◆ RECORDS PROVIDED ◆
○ ○ ○ ○ ○

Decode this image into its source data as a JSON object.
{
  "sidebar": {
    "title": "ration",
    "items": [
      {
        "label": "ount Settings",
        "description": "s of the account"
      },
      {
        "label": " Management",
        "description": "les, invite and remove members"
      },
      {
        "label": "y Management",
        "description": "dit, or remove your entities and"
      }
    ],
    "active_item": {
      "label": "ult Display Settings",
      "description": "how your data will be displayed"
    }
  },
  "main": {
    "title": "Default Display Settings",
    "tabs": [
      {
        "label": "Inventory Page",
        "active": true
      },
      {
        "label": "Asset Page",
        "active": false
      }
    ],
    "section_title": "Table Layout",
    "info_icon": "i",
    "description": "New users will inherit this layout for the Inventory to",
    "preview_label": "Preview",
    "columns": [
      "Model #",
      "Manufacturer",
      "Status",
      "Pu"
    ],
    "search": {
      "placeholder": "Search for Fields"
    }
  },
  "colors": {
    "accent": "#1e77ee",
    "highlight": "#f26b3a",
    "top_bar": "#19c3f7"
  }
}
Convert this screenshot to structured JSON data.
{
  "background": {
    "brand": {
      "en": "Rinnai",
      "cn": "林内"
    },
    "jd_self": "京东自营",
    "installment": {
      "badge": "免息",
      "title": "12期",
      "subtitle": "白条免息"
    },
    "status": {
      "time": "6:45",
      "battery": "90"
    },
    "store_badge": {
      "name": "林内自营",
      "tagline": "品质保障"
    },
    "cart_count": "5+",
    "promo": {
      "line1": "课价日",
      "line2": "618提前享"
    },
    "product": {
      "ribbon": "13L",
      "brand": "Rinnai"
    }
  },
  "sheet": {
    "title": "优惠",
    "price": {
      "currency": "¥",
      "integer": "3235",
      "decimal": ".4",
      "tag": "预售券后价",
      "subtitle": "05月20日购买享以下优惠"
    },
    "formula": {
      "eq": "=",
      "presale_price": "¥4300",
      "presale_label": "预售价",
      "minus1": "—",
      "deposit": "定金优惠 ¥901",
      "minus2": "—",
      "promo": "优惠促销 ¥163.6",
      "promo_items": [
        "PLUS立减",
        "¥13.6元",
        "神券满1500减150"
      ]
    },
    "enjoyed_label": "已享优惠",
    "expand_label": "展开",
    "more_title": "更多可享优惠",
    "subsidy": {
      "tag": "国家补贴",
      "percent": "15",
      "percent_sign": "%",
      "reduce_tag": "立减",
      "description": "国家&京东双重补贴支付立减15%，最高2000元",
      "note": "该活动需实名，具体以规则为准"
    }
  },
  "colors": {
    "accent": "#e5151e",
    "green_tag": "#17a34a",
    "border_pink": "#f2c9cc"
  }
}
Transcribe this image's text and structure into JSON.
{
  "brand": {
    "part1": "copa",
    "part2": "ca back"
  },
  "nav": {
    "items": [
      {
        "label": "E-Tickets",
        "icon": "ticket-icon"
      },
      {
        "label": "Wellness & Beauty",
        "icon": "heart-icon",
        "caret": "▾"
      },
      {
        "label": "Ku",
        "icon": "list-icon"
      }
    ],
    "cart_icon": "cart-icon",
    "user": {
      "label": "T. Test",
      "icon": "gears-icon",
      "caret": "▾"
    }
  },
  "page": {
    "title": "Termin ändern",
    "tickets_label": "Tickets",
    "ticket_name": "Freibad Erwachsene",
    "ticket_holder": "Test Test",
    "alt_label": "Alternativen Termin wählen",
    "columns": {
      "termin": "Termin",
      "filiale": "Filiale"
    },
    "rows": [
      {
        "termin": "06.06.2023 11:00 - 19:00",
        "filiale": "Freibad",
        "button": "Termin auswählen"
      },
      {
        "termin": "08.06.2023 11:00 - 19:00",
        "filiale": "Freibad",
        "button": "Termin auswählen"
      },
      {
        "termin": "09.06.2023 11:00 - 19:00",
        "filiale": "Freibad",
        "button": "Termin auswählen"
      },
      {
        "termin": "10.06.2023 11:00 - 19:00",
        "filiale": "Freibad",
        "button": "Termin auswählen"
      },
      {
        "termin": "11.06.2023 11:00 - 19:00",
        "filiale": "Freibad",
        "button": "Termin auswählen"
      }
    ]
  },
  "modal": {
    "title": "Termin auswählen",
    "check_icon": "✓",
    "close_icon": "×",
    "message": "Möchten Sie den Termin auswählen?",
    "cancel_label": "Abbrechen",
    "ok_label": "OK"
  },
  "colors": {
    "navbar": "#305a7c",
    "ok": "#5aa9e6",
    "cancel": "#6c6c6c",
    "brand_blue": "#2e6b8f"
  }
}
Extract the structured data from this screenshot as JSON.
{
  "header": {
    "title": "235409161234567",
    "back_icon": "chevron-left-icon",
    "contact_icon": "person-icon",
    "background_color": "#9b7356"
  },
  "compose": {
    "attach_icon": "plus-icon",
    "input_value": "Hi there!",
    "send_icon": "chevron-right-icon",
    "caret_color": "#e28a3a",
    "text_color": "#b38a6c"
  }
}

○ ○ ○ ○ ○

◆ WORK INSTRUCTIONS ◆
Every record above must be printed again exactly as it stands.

◆ TASK RESPONSE ◆
Decode this image into its source data as a JSON object.
{
  "sidebar": {
    "title": "ration",
    "items": [
      {
        "label": "ount Settings",
        "description": "s of the account"
      },
      {
        "label": " Management",
        "description": "les, invite and remove members"
      },
      {
        "label": "y Management",
        "description": "dit, or remove your entities and"
      }
    ],
    "active_item": {
      "label": "ult Display Settings",
      "description": "how your data will be displayed"
    }
  },
  "main": {
    "title": "Default Display Settings",
    "tabs": [
      {
        "label": "Inventory Page",
        "active": true
      },
      {
        "label": "Asset Page",
        "active": false
      }
    ],
    "section_title": "Table Layout",
    "info_icon": "i",
    "description": "New users will inherit this layout for the Inventory to",
    "preview_label": "Preview",
    "columns": [
      "Model #",
      "Manufacturer",
      "Status",
      "Pu"
    ],
    "search": {
      "placeholder": "Search for Fields"
    }
  },
  "colors": {
    "accent": "#1e77ee",
    "highlight": "#f26b3a",
    "top_bar": "#19c3f7"
  }
}
Convert this screenshot to structured JSON data.
{
  "background": {
    "brand": {
      "en": "Rinnai",
      "cn": "林内"
    },
    "jd_self": "京东自营",
    "installment": {
      "badge": "免息",
      "title": "12期",
      "subtitle": "白条免息"
    },
    "status": {
      "time": "6:45",
      "battery": "90"
    },
    "store_badge": {
      "name": "林内自营",
      "tagline": "品质保障"
    },
    "cart_count": "5+",
    "promo": {
      "line1": "课价日",
      "line2": "618提前享"
    },
    "product": {
      "ribbon": "13L",
      "brand": "Rinnai"
    }
  },
  "sheet": {
    "title": "优惠",
    "price": {
      "currency": "¥",
      "integer": "3235",
      "decimal": ".4",
      "tag": "预售券后价",
      "subtitle": "05月20日购买享以下优惠"
    },
    "formula": {
      "eq": "=",
      "presale_price": "¥4300",
      "presale_label": "预售价",
      "minus1": "—",
      "deposit": "定金优惠 ¥901",
      "minus2": "—",
      "promo": "优惠促销 ¥163.6",
      "promo_items": [
        "PLUS立减",
        "¥13.6元",
        "神券满1500减150"
      ]
    },
    "enjoyed_label": "已享优惠",
    "expand_label": "展开",
    "more_title": "更多可享优惠",
    "subsidy": {
      "tag": "国家补贴",
      "percent": "15",
      "percent_sign": "%",
      "reduce_tag": "立减",
      "description": "国家&京东双重补贴支付立减15%，最高2000元",
      "note": "该活动需实名，具体以规则为准"
    }
  },
  "colors": {
    "accent": "#e5151e",
    "green_tag": "#17a34a",
    "border_pink": "#f2c9cc"
  }
}
Transcribe this image's text and structure into JSON.
{
  "brand": {
    "part1": "copa",
    "part2": "ca back"
  },
  "nav": {
    "items": [
      {
        "label": "E-Tickets",
        "icon": "ticket-icon"
      },
      {
        "label": "Wellness & Beauty",
        "icon": "heart-icon",
        "caret": "▾"
      },
      {
        "label": "Ku",
        "icon": "list-icon"
      }
    ],
    "cart_icon": "cart-icon",
    "user": {
      "label": "T. Test",
      "icon": "gears-icon",
      "caret": "▾"
    }
  },
  "page": {
    "title": "Termin ändern",
    "tickets_label": "Tickets",
    "ticket_name": "Freibad Erwachsene",
    "ticket_holder": "Test Test",
    "alt_label": "Alternativen Termin wählen",
    "columns": {
      "termin": "Termin",
      "filiale": "Filiale"
    },
    "rows": [
      {
        "termin": "06.06.2023 11:00 - 19:00",
        "filiale": "Freibad",
        "button": "Termin auswählen"
      },
      {
        "termin": "08.06.2023 11:00 - 19:00",
        "filiale": "Freibad",
        "button": "Termin auswählen"
      },
      {
        "termin": "09.06.2023 11:00 - 19:00",
        "filiale": "Freibad",
        "button": "Termin auswählen"
      },
      {
        "termin": "10.06.2023 11:00 - 19:00",
        "filiale": "Freibad",
        "button": "Termin auswählen"
      },
      {
        "termin": "11.06.2023 11:00 - 19:00",
        "filiale": "Freibad",
        "button": "Termin auswählen"
      }
    ]
  },
  "modal": {
    "title": "Termin auswählen",
    "check_icon": "✓",
    "close_icon": "×",
    "message": "Möchten Sie den Termin auswählen?",
    "cancel_label": "Abbrechen",
    "ok_label": "OK"
  },
  "colors": {
    "navbar": "#305a7c",
    "ok": "#5aa9e6",
    "cancel": "#6c6c6c",
    "brand_blue": "#2e6b8f"
  }
}
Extract the structured data from this screenshot as JSON.
{
  "header": {
    "title": "235409161234567",
    "back_icon": "chevron-left-icon",
    "contact_icon": "person-icon",
    "background_color": "#9b7356"
  },
  "compose": {
    "attach_icon": "plus-icon",
    "input_value": "Hi there!",
    "send_icon": "chevron-right-icon",
    "caret_color": "#e28a3a",
    "text_color": "#b38a6c"
  }
}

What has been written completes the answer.